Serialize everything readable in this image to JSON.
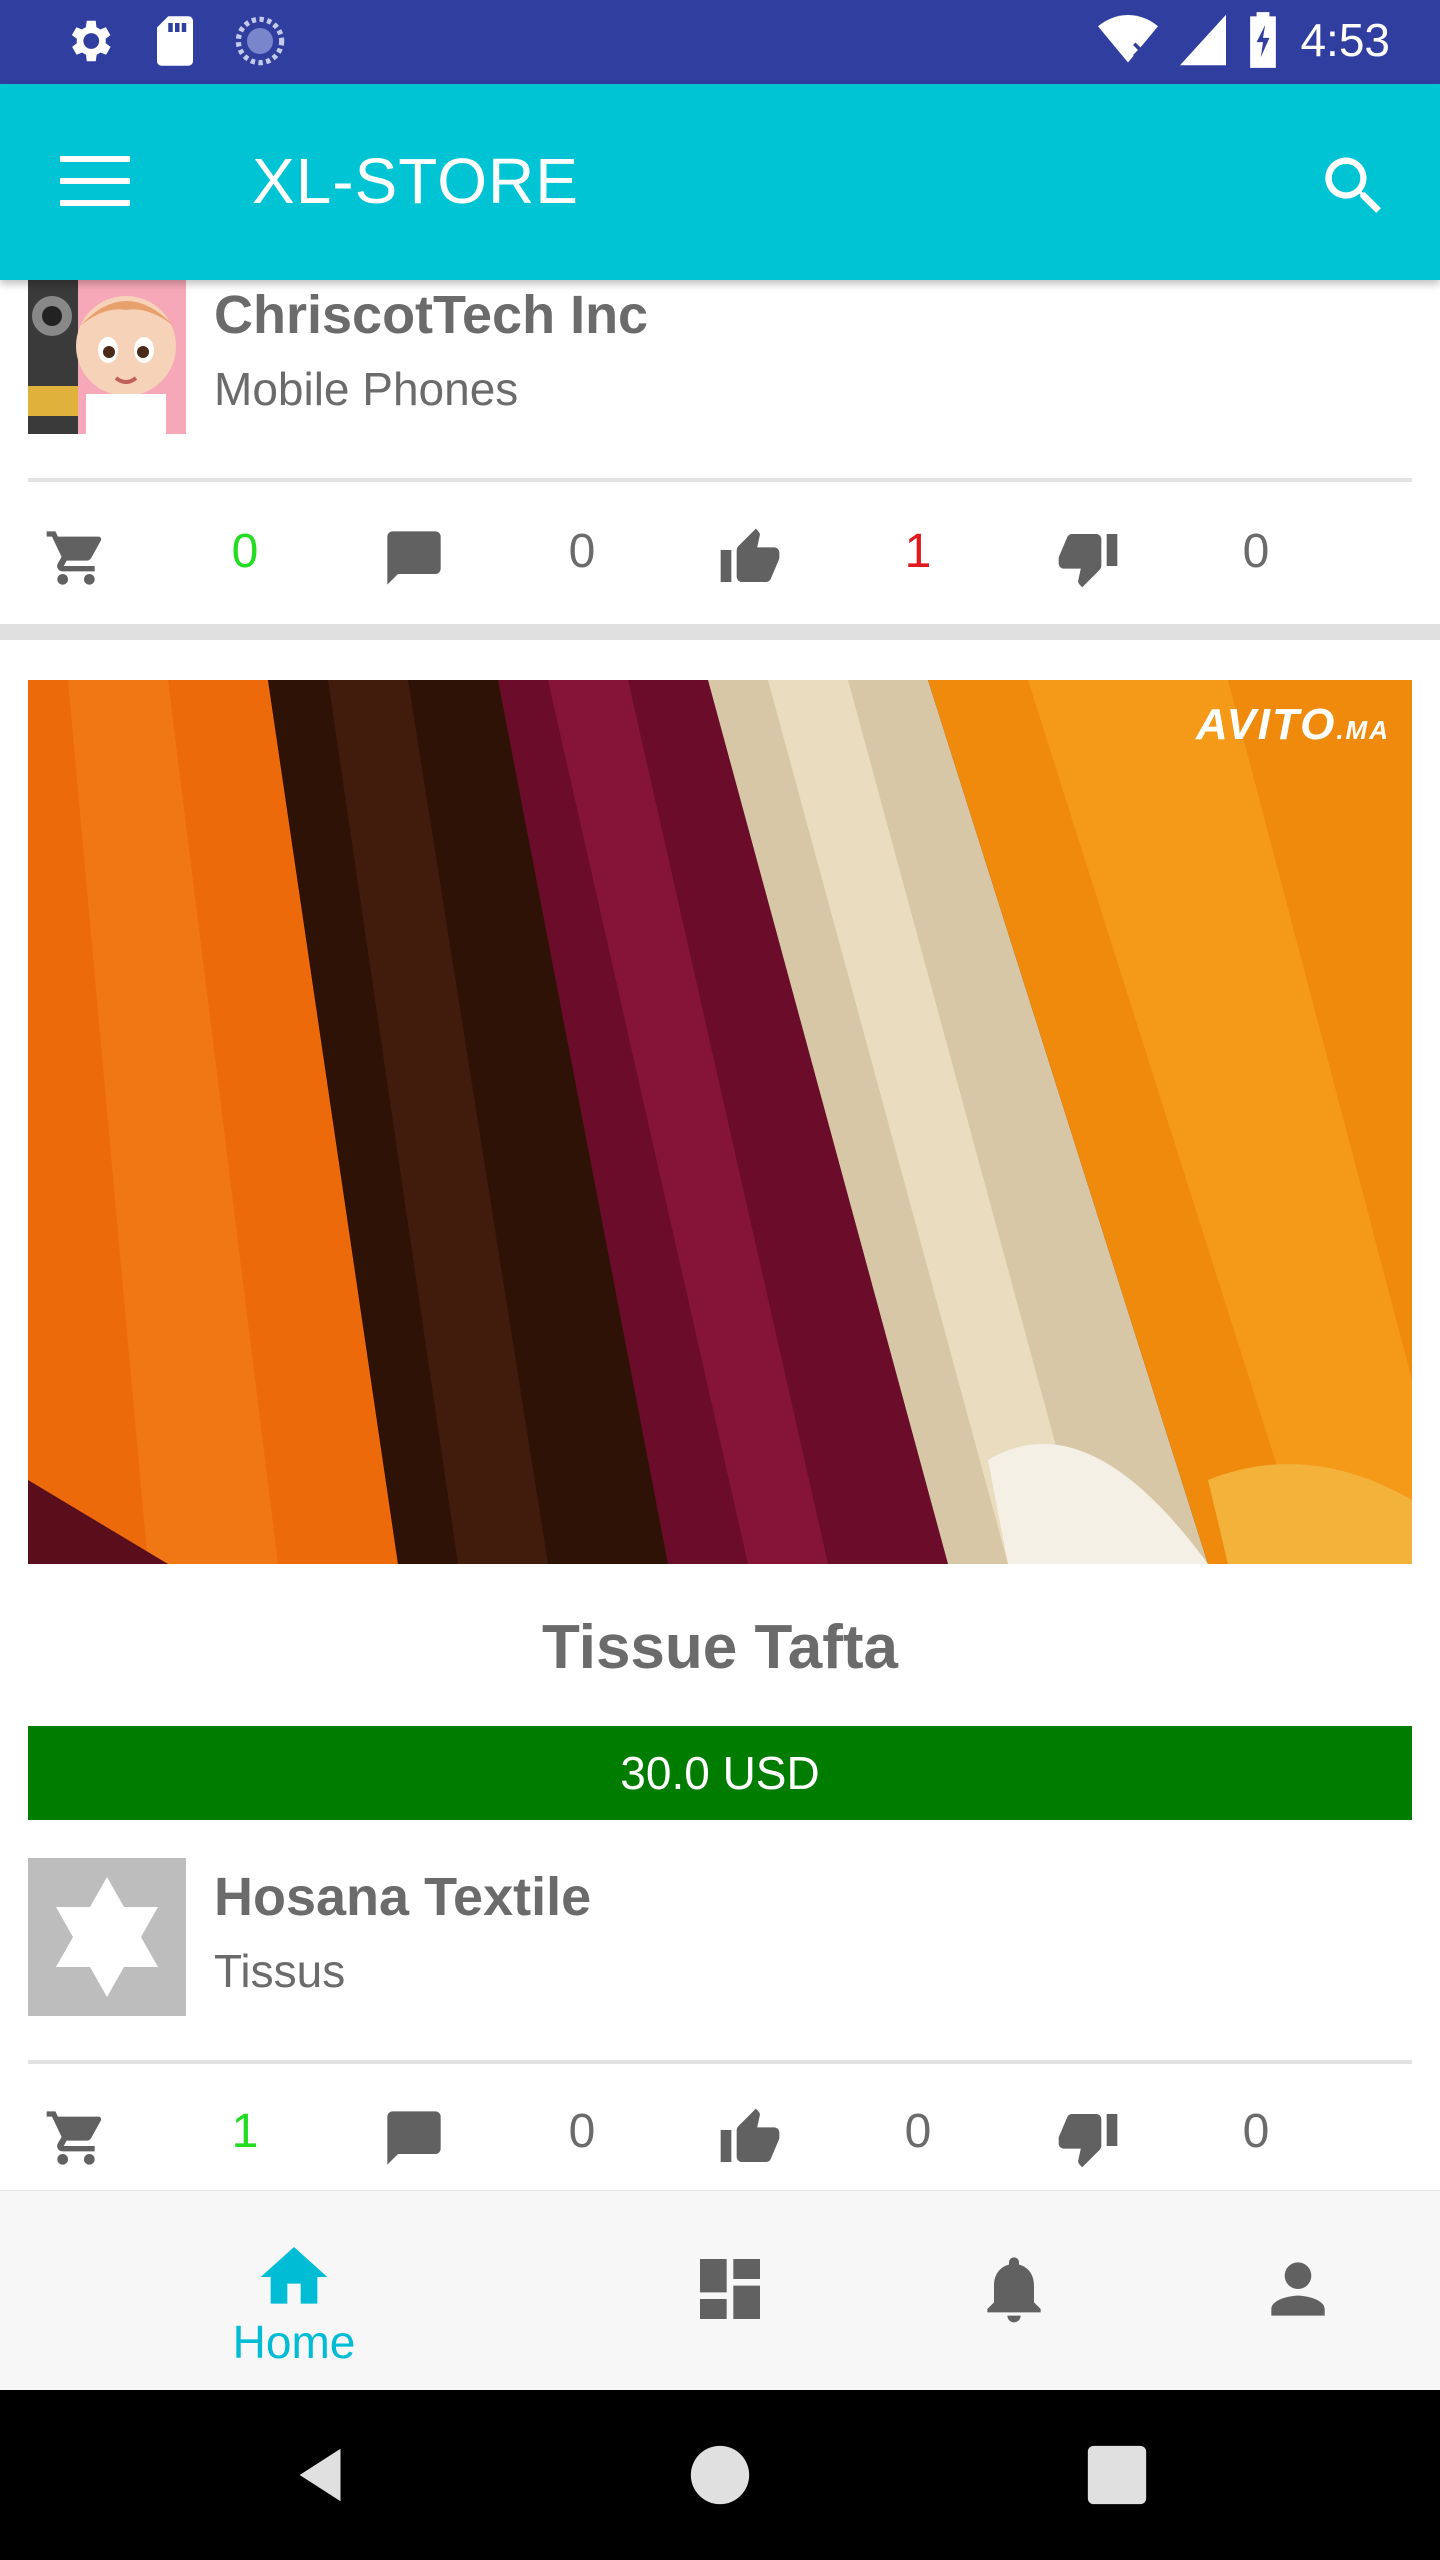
{
  "status_bar": {
    "time": "4:53",
    "icons": [
      "settings-icon",
      "sd-card-icon",
      "sync-icon",
      "wifi-icon",
      "signal-icon",
      "battery-charging-icon"
    ]
  },
  "app_bar": {
    "title": "XL-STORE",
    "menu_icon": "menu-icon",
    "search_icon": "search-icon"
  },
  "listing_1": {
    "seller_name": "ChriscotTech Inc",
    "seller_category": "Mobile Phones",
    "cart_count": "0",
    "comment_count": "0",
    "like_count": "1",
    "dislike_count": "0"
  },
  "listing_2": {
    "image_watermark": "AVITO",
    "image_watermark_suffix": ".MA",
    "product_title": "Tissue Tafta",
    "price": "30.0 USD",
    "seller_name": "Hosana Textile",
    "seller_category": "Tissus",
    "cart_count": "1",
    "comment_count": "0",
    "like_count": "0",
    "dislike_count": "0"
  },
  "bottom_nav": {
    "items": [
      {
        "label": "Home",
        "icon": "home-icon",
        "active": true
      },
      {
        "label": "",
        "icon": "dashboard-icon",
        "active": false
      },
      {
        "label": "",
        "icon": "bell-icon",
        "active": false
      },
      {
        "label": "",
        "icon": "person-icon",
        "active": false
      }
    ]
  },
  "colors": {
    "status_bar": "#303f9f",
    "app_bar": "#00c4d4",
    "accent": "#00bcd4",
    "price_bg": "#007d00",
    "count_green": "#22dd22",
    "count_red": "#e0191e",
    "text_gray": "#6b6b6b"
  }
}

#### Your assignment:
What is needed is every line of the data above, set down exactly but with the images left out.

#### Exercise result:
Serialize everything readable in this image to JSON.
{
  "status_bar": {
    "time": "4:53",
    "icons": [
      "settings-icon",
      "sd-card-icon",
      "sync-icon",
      "wifi-icon",
      "signal-icon",
      "battery-charging-icon"
    ]
  },
  "app_bar": {
    "title": "XL-STORE",
    "menu_icon": "menu-icon",
    "search_icon": "search-icon"
  },
  "listing_1": {
    "seller_name": "ChriscotTech Inc",
    "seller_category": "Mobile Phones",
    "cart_count": "0",
    "comment_count": "0",
    "like_count": "1",
    "dislike_count": "0"
  },
  "listing_2": {
    "image_watermark": "AVITO",
    "image_watermark_suffix": ".MA",
    "product_title": "Tissue Tafta",
    "price": "30.0 USD",
    "seller_name": "Hosana Textile",
    "seller_category": "Tissus",
    "cart_count": "1",
    "comment_count": "0",
    "like_count": "0",
    "dislike_count": "0"
  },
  "bottom_nav": {
    "items": [
      {
        "label": "Home",
        "icon": "home-icon",
        "active": true
      },
      {
        "label": "",
        "icon": "dashboard-icon",
        "active": false
      },
      {
        "label": "",
        "icon": "bell-icon",
        "active": false
      },
      {
        "label": "",
        "icon": "person-icon",
        "active": false
      }
    ]
  },
  "colors": {
    "status_bar": "#303f9f",
    "app_bar": "#00c4d4",
    "accent": "#00bcd4",
    "price_bg": "#007d00",
    "count_green": "#22dd22",
    "count_red": "#e0191e",
    "text_gray": "#6b6b6b"
  }
}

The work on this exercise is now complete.